What is “Load Shedding”?

Boy reading in near-total darkness by candlelight

Reading by candlelight during Load Shedding hours
(Photo credit: Awaken Nepal)

Just like in BC, most of Nepal’s electricity comes from hydro-electric dams located within its borders. Unlike BC, Nepal does not generate anywhere near enough power to supply all of the country’s demand. The resulting power management through rolling black-outs is called “Load Shedding”.

What this means in real life is that now, in Kathmandu, there are 12 hours a day with no power. As the dry season continues, hours with electricity will be decreased as the dams are drained until the monsoon resumes in June and rivers again become torrents.

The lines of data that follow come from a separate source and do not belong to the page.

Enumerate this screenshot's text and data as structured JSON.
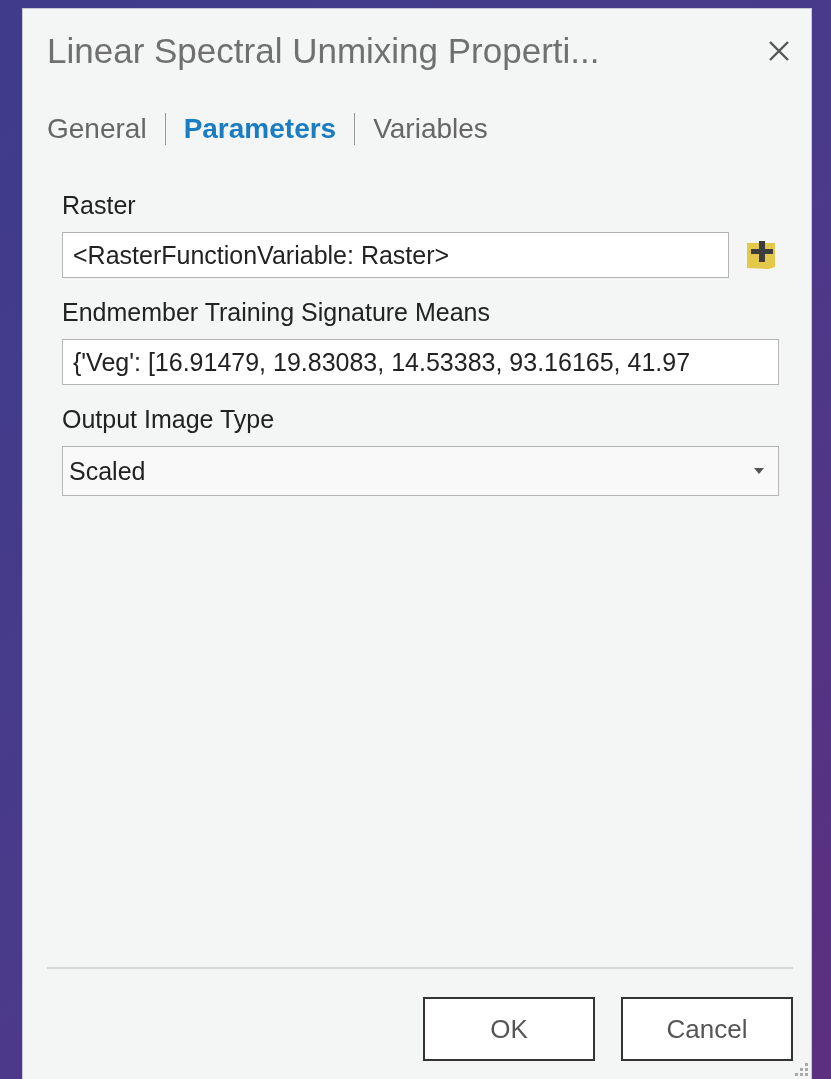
{
  "window": {
    "title": "Linear Spectral Unmixing Properti..."
  },
  "tabs": [
    {
      "label": "General",
      "selected": false
    },
    {
      "label": "Parameters",
      "selected": true
    },
    {
      "label": "Variables",
      "selected": false
    }
  ],
  "parameters": [
    {
      "label": "Raster",
      "kind": "variable",
      "value": "<RasterFunctionVariable: Raster>"
    },
    {
      "label": "Endmember Training Signature Means",
      "kind": "text",
      "value": "{'Veg': [16.91479, 19.83083, 14.53383, 93.16165, 41.97"
    },
    {
      "label": "Output Image Type",
      "kind": "dropdown",
      "value": "Scaled"
    }
  ],
  "buttons": [
    "OK",
    "Cancel"
  ]
}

How does this relate to Jackets for Jasper? Well, Rajan’s factory not only needs light to see by, but the sewing machines are electric!

How does Rajan manage? He has a generator, which can extend their working hours to some degree. But they simply work when there is power and cannot work when there is none. In his own words, “Anyway… we just do. It is habit”.

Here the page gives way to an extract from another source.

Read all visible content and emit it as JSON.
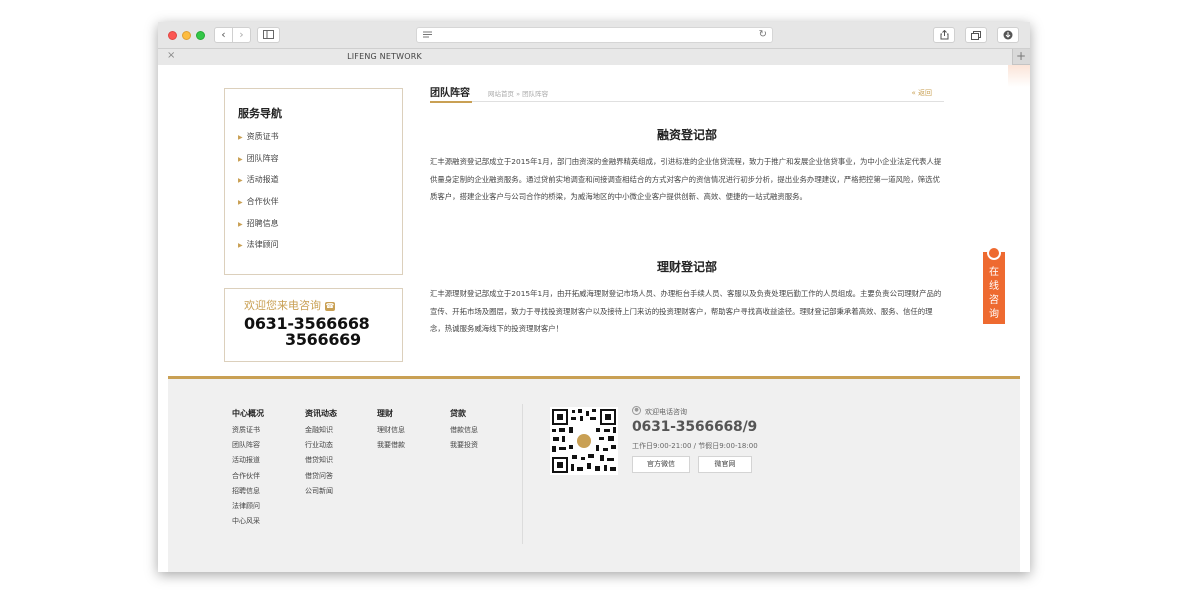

A market cart of oranges and bananas lit by candlelight

Market during evening load shedding hours
(Photo credit: Indanile)

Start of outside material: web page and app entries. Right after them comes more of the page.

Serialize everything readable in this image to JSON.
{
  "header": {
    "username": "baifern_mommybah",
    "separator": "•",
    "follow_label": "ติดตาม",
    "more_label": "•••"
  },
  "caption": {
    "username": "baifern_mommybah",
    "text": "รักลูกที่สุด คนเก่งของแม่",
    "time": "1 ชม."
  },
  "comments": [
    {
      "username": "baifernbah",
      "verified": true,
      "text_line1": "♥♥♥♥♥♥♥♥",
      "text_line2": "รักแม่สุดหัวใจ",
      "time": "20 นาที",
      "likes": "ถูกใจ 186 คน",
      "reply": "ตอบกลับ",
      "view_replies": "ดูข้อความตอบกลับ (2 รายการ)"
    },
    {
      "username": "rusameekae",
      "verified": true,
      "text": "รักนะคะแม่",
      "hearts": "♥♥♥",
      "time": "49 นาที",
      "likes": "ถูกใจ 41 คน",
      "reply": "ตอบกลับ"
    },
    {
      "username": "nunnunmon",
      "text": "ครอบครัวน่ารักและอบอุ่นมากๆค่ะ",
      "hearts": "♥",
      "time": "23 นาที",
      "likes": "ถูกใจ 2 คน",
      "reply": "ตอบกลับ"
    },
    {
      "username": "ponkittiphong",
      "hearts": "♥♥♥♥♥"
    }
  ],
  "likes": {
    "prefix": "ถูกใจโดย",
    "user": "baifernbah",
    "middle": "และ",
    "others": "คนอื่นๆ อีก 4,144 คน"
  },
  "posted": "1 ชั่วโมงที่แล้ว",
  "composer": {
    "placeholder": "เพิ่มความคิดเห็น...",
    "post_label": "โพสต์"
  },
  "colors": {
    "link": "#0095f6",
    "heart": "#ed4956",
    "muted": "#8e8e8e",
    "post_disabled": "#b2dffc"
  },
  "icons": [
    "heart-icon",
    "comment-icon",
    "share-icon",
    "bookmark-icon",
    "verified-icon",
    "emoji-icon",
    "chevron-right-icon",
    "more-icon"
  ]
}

So for our Jackets for Jasper, they are literally working as hard and as much as they can when the electricity is on. Nepal has very little foreign investment so it is great that, together, we can help a small company compete in such challenging (and often dark!) circumstances.